Shanghai and Beijing are both vast forests of high-rises, with a small selection of spectacular architectural statements in their downtown areas. Shanghai has preserved a district of colonial-era construction giving its main shopping district the visage of London’s older business districts, while Beijing has left a few older residential areas in place in its inner rings, where tight little streets and squat tile-roofed houses create a rare human-scaled neighborhood in a city otherwise built as if its residents were Transformers. Blocks are long, and an American who doesn’t know the language and is therefore reluctant to call the affordable cabs, wears out his feet pretty quickly by putting on miles of long-strided walking to get around. Both cities have brand new subway systems that whisk the masses quickly and cheaply around the city, so that with a bit of shoe leather, the foreigner can learn to get around pretty independently. Most of this was built in the last 20 years, together with the high-rise housing blocks, the high speed rails, the nuclear power plants, the airports, the museums, all of it clean, tasteful, and modernist…and when seen through a smoggy haze from a distance, seems a little dystopian.

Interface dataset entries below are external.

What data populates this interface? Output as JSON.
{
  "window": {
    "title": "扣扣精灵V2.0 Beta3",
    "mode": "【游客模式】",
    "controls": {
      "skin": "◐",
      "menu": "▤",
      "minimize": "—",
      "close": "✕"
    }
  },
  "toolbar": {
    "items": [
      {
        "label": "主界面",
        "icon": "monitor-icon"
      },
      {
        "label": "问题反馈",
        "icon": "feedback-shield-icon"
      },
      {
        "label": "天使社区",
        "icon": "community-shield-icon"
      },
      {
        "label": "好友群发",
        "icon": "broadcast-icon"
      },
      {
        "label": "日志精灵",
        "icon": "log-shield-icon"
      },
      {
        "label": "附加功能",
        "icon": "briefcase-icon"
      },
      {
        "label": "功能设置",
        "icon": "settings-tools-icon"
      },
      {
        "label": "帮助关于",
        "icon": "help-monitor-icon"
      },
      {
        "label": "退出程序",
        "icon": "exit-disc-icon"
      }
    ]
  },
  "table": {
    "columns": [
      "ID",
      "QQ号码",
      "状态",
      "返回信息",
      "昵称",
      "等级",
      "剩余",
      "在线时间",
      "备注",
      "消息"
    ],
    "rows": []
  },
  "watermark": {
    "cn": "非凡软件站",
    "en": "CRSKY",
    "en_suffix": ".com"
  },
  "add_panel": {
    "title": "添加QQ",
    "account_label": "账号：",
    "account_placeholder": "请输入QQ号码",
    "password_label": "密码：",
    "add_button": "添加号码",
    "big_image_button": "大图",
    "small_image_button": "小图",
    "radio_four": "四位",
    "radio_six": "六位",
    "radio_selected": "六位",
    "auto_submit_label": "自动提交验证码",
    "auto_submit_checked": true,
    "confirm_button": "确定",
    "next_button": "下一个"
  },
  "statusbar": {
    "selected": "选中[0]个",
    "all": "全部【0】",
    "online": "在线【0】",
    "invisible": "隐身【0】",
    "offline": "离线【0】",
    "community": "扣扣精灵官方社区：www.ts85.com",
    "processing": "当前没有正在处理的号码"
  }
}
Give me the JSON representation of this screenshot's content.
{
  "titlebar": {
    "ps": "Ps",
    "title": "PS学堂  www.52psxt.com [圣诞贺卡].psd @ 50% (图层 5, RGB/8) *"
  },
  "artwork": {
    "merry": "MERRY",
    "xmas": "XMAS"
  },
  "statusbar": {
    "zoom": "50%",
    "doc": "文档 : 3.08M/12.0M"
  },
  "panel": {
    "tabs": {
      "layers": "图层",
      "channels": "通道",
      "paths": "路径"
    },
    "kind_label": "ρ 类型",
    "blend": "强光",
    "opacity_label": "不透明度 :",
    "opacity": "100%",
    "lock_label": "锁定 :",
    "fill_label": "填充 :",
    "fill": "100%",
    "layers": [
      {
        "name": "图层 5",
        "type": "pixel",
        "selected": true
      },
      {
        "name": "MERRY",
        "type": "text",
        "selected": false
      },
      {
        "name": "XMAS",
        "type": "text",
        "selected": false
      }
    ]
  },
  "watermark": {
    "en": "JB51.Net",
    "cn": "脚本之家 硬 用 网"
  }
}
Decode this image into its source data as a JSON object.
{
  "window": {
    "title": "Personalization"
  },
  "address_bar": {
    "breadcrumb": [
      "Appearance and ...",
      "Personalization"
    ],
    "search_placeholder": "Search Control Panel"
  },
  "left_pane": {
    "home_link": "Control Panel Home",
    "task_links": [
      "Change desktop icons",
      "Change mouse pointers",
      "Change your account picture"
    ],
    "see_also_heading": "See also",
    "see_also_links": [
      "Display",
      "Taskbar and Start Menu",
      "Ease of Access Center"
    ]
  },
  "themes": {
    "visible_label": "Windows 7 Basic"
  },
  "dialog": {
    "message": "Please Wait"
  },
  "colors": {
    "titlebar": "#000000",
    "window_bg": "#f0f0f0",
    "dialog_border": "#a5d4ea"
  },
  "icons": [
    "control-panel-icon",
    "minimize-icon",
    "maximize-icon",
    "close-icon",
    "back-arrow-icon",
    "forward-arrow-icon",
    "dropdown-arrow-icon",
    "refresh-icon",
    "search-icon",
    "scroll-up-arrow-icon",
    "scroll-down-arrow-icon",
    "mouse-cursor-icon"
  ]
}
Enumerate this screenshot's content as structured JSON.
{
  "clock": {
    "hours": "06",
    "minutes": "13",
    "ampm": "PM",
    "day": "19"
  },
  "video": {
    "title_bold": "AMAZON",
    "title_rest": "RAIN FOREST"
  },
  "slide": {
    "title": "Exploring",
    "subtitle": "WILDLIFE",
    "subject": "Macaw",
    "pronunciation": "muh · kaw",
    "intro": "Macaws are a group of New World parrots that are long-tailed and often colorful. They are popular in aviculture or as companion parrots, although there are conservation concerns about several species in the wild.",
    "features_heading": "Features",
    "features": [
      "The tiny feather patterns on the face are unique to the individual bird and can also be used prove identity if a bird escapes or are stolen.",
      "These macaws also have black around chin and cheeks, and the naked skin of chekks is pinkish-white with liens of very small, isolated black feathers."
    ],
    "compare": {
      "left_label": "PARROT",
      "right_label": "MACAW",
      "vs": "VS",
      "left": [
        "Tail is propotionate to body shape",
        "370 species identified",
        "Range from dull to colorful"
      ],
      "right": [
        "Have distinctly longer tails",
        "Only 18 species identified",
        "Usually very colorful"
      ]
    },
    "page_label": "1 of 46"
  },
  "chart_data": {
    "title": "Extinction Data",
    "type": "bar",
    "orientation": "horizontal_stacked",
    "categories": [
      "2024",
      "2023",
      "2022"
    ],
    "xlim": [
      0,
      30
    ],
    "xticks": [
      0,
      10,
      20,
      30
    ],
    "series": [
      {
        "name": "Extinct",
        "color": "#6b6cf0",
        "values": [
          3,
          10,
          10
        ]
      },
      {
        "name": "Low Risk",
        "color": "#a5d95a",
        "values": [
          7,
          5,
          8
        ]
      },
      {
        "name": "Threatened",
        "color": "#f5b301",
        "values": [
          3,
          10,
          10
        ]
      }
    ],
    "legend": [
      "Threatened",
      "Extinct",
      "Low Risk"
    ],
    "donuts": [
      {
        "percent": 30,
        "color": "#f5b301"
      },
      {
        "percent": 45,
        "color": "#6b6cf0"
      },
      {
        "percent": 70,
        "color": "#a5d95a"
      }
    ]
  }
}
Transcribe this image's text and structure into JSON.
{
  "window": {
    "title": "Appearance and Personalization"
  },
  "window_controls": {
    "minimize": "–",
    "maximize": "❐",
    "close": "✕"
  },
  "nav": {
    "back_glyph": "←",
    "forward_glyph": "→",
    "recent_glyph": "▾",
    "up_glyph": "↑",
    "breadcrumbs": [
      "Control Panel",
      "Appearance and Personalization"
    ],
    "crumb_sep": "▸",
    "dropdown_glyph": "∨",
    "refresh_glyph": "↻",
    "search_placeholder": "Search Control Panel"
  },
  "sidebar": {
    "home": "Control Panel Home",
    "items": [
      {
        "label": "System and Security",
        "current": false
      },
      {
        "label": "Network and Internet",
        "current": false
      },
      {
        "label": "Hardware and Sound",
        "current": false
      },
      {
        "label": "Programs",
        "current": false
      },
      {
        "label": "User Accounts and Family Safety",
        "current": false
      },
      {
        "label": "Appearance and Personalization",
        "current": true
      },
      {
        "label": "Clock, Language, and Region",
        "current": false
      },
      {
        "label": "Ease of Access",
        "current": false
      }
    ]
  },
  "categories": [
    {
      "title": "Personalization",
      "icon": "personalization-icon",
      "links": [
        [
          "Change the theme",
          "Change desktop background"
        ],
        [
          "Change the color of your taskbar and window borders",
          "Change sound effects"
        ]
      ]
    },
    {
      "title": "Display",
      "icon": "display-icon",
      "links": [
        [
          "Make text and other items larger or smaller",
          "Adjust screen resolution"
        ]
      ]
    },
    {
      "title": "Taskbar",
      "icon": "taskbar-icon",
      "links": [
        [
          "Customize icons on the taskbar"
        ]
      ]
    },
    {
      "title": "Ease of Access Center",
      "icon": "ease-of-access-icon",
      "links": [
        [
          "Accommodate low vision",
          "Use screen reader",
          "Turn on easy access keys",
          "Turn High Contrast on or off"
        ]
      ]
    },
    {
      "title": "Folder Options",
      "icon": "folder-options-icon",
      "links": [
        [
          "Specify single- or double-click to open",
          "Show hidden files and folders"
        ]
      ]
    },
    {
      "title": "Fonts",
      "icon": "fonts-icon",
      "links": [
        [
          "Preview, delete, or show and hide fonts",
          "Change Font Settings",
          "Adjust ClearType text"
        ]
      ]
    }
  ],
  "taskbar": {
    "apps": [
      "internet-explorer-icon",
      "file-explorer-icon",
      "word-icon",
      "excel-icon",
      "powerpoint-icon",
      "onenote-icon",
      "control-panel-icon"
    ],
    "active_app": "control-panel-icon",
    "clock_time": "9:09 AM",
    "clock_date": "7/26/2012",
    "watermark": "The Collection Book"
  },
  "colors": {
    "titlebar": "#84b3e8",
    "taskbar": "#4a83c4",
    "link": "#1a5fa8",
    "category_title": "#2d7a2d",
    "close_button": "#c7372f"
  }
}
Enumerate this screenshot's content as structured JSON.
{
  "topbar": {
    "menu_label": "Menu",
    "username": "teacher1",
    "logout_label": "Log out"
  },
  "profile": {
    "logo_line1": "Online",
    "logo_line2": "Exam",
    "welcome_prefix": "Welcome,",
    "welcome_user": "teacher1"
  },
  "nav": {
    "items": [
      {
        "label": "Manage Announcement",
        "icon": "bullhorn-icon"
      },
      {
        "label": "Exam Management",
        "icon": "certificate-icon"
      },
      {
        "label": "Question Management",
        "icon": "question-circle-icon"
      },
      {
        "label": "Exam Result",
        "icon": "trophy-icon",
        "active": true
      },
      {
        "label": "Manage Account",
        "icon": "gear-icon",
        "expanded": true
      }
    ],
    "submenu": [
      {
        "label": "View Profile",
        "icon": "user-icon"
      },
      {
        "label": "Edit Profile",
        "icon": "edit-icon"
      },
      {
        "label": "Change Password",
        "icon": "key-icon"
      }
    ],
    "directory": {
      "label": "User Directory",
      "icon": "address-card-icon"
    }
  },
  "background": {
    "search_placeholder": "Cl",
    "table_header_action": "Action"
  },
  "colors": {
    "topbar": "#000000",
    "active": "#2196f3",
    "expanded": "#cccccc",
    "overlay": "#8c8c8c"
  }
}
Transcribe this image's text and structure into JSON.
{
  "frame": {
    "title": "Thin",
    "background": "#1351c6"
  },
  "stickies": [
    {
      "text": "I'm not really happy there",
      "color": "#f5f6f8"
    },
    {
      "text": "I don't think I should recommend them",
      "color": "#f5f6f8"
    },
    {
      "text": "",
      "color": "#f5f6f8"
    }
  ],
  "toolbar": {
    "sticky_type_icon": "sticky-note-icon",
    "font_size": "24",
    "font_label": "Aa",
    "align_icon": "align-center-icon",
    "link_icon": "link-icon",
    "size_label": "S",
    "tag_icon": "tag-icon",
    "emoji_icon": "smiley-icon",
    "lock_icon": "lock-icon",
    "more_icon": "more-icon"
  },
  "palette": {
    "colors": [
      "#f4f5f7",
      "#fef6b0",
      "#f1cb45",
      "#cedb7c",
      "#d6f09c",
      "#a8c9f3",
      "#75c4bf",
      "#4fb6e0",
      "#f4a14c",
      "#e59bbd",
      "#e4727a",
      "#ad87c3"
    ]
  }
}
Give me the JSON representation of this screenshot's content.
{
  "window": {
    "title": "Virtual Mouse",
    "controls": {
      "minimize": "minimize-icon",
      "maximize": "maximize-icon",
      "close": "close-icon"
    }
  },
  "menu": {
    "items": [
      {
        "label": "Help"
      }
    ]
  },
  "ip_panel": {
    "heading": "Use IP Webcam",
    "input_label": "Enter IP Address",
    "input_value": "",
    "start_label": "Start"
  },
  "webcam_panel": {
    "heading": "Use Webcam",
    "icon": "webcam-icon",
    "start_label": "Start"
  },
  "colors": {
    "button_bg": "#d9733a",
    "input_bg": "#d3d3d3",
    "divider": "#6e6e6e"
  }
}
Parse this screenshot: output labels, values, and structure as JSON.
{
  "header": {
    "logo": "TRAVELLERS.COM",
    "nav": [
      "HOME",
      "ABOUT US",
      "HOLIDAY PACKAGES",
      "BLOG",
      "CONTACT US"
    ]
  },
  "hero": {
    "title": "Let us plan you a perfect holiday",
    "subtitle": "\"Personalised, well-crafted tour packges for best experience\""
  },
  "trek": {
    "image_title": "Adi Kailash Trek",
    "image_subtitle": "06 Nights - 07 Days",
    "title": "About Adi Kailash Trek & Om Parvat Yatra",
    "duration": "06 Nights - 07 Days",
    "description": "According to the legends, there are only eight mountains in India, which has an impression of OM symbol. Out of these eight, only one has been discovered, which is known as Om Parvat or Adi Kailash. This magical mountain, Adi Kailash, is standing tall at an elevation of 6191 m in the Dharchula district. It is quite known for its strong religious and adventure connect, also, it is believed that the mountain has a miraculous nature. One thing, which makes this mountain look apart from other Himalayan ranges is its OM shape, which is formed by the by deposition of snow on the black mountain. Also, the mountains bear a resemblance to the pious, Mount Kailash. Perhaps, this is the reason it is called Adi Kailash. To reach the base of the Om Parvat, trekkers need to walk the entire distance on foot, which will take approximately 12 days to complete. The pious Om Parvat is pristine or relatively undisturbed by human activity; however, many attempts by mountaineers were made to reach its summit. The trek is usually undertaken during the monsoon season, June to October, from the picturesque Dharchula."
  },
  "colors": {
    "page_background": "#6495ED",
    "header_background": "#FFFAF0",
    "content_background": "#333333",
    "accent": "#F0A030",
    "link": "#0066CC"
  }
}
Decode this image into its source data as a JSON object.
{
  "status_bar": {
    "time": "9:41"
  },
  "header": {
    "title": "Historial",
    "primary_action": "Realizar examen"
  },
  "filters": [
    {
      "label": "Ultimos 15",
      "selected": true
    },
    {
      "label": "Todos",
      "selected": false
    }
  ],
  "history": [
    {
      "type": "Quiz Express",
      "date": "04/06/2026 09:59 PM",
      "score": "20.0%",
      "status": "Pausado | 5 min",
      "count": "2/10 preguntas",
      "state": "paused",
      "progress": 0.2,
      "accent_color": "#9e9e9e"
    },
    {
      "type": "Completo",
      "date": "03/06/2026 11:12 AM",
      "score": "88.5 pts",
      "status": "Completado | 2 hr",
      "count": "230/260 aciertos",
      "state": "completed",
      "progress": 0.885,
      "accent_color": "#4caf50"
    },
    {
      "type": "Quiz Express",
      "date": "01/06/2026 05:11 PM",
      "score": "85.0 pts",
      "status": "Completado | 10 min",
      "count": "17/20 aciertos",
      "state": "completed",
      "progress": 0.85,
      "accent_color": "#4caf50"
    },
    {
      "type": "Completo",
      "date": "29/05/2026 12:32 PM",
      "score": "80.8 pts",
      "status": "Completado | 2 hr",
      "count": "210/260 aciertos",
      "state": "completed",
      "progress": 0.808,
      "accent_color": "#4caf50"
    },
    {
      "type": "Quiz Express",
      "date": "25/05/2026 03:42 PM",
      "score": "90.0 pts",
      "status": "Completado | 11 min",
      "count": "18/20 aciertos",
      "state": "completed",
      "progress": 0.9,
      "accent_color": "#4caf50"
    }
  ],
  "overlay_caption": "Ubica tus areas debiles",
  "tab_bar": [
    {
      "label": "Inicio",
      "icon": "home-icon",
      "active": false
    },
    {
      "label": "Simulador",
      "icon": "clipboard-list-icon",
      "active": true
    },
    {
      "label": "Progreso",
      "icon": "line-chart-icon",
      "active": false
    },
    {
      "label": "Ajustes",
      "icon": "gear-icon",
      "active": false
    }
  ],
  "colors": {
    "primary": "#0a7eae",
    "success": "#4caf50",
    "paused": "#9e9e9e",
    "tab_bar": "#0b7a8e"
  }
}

A housing development in Shanghai

I went to Beijing to try to do some research about Tanzania-China relations in the Archive of the Ministry of Foreign Affairs. I had written them before coming, and never heard back, but did see that my letter was in a neat three-ring binder at the front desk. They took almost no notice of it, but fortunately there was a really smart University of Wisconsin grad student there, who was fluent in Chinese and had been plugging away for months transcribing the digitized documents made available to researchers. He instructed me to go get a danwei letter, a letter of affiliation with a local scholar. I was fortunate that a friend in Tanzania who had been a visiting scholar in China recently had put me in touch with an anthropologist at Minzu University. He had arranged for me to give a talk, and was very helpful on Monday afternoon in getting an official letter drafted that got me into the archive on Tuesday. I had read before coming that this archive had closed in 2012 and had re-opened in 2013 with only a fraction of the material available, now mostly diplomatic formalities. Indeed that was the case. Even when I tracked down a local grad student to help me translate for a couple days, that’s all I found, and it was minimally useful for all the trouble. But I got to enjoy Beijing.

Yes, I did give a presentation at Minzu University and it went well!

The first night I arrived in Beijing, I went out for a walk and wound up at a small noodle shop near my hotel in one of those old-fashioned residential neighborhoods. When I first went in it was full of locals slurping $4 bowls of soup. I ordered the only one that didn’t seem to have intestines as its main ingredient. By the time I looked up from my bowl the whole place was filled with white guys. I chatted with one group near me, an American teacher and a French student who spoke perfect American English, whose Chinese wife stared at her phone while the men chatted. The French guy took my WeChat contact and later sent me a couple links to English-language lists of events in Beijing. And for the next several nights I listened to jazz, classical, and Kazakh folk rock somewhere in the city. I loved the Dusk Dawn Club, a homey jazz bar, whose owner is a gregarious rebel with a passion for good music, and goes by the name 69, fully aware of its many meanings, which he notes includes Yin-and-Yang and 1969, the year of rebellion. 6 and 9 were tattooed on his knuckles and I saw a note in an article about an anniversary of the death of a prominent musician who went by the same moniker, or had an album named 69, and I suspected there is much more here than meets the eye.

A jazz quartet at the Dusk Dawn Club in Beijing, highly recommended